Last year I had the chance to visit the Puglia region of Southern Italy, where one of the defining architectural styles of houses known as ‘Trulli’ can be found. These small houses made from stone have a distinct cone-shaped roof and are centuries old. As we traveled through the countryside, from Bari to Ostuni and Cisternino you can spot these houses dotting the landscape, some crumbling apart and uninhabited and others completely maintained and updated.
One of the prevailing theories behind the origin of these houses is that they were traditionally built without cement or mortar so they could be taken apart quickly when the taxman came around. Because of the high taxes on property, owners could pretend there was nothing to see but a pile of rocks and once the taxman left, they reassembled their homes. Today however, the trulli have solid foundations, mortar, and a serve as permanent homes for many who live in these small towns. The stone exterior helps insulate families from the warm Mediterranean heat, and a customary pinnacle sits atop each trulli’s cone roof.
This image shows the various styles of pinnacle that sit atop the roof, along with some of the symbols that you’ll find painted on the exterior.
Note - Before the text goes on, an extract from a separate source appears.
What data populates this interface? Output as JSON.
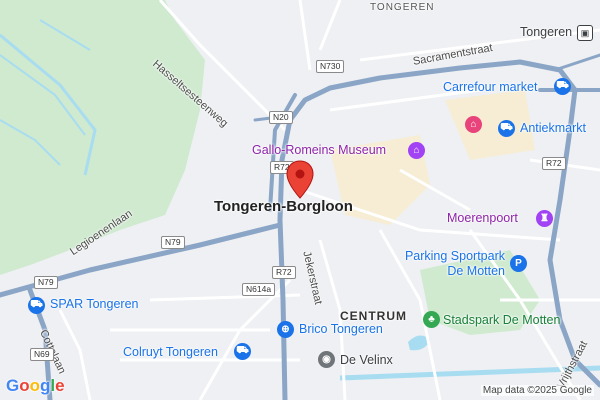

Many of the symbols on the exterior carry ancient Christian, Judaic and Hellenic meanings, and some are meant to ward off evil spirits while others are simply giving thanks for a good harvest or promoting love. The significance of the painted symbol is unclear, and while some believe it brings magical powers, most of the symbols are so old that nobody can remember what it meant.
We had a chance to visit one family’s trullo, and I was surprised at how spacious the inside was. Often you’ll find two or three of them connected, creating individual rooms for a kitchen, living area and sleeping quarter.
You might think that a stone interior would feel cold and uninviting, but they can actually be very charming. You can find a good many trulli for sale in the Puglia region, from ones that need total restoration to others that have been completely updated like you see here.
In Italy, there’s less of a rush to do things and people move through life bit slower. They enjoy the simple pleasures of good friendships, great meals, an afternoon siesta, and getting together in the town square on Saturday night to watch the local kids perform dance. The lifestyle brings a true sense of meaning to their lives and we should all do well to borrow a page from their lifestyle.